═══ DATA FOR THIS EXERCISE
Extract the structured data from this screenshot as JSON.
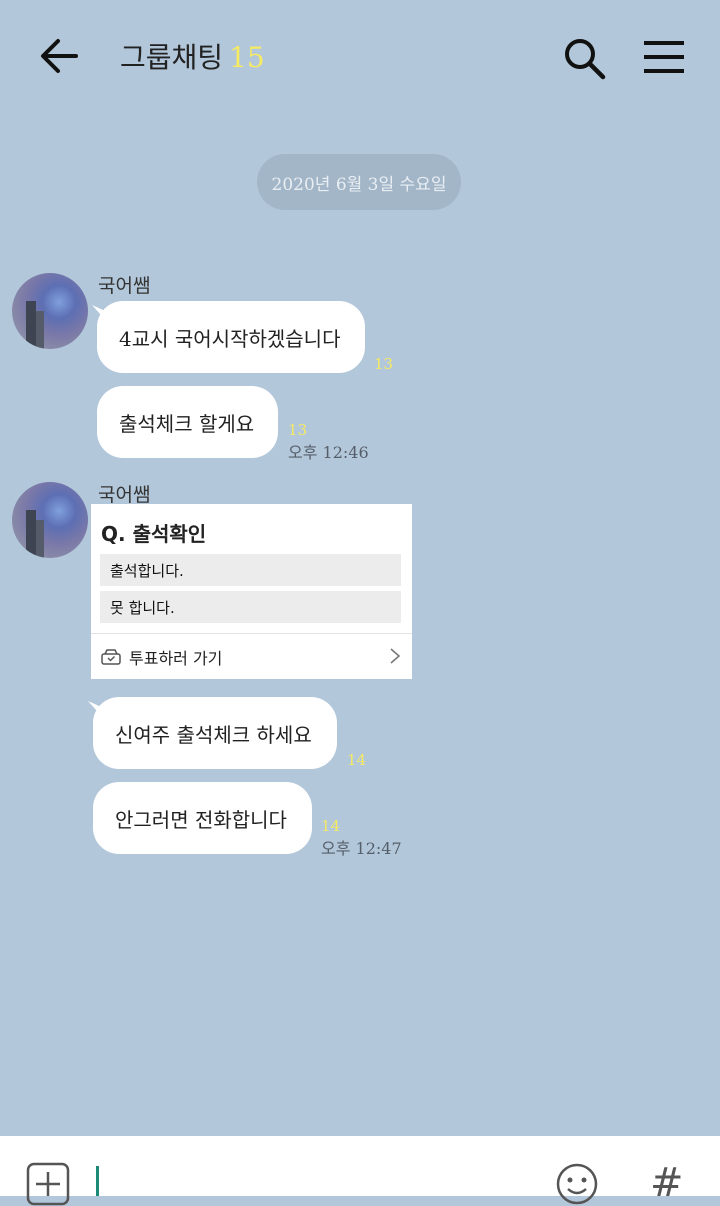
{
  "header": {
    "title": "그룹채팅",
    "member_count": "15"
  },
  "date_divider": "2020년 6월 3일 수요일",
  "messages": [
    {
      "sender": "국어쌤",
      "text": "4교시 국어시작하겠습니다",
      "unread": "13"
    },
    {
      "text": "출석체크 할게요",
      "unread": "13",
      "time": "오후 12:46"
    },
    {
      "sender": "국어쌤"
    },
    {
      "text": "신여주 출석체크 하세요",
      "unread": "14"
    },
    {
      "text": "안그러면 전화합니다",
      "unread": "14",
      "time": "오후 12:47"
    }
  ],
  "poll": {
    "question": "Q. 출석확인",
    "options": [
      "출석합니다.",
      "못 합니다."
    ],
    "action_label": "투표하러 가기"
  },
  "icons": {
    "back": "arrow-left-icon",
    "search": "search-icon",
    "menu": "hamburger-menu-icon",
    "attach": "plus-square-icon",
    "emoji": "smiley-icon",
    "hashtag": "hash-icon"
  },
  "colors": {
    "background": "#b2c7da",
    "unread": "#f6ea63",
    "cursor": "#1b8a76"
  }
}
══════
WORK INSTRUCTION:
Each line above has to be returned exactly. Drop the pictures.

TASK RESULT:
Extract the structured data from this screenshot as JSON.
{
  "header": {
    "title": "그룹채팅",
    "member_count": "15"
  },
  "date_divider": "2020년 6월 3일 수요일",
  "messages": [
    {
      "sender": "국어쌤",
      "text": "4교시 국어시작하겠습니다",
      "unread": "13"
    },
    {
      "text": "출석체크 할게요",
      "unread": "13",
      "time": "오후 12:46"
    },
    {
      "sender": "국어쌤"
    },
    {
      "text": "신여주 출석체크 하세요",
      "unread": "14"
    },
    {
      "text": "안그러면 전화합니다",
      "unread": "14",
      "time": "오후 12:47"
    }
  ],
  "poll": {
    "question": "Q. 출석확인",
    "options": [
      "출석합니다.",
      "못 합니다."
    ],
    "action_label": "투표하러 가기"
  },
  "icons": {
    "back": "arrow-left-icon",
    "search": "search-icon",
    "menu": "hamburger-menu-icon",
    "attach": "plus-square-icon",
    "emoji": "smiley-icon",
    "hashtag": "hash-icon"
  },
  "colors": {
    "background": "#b2c7da",
    "unread": "#f6ea63",
    "cursor": "#1b8a76"
  }
}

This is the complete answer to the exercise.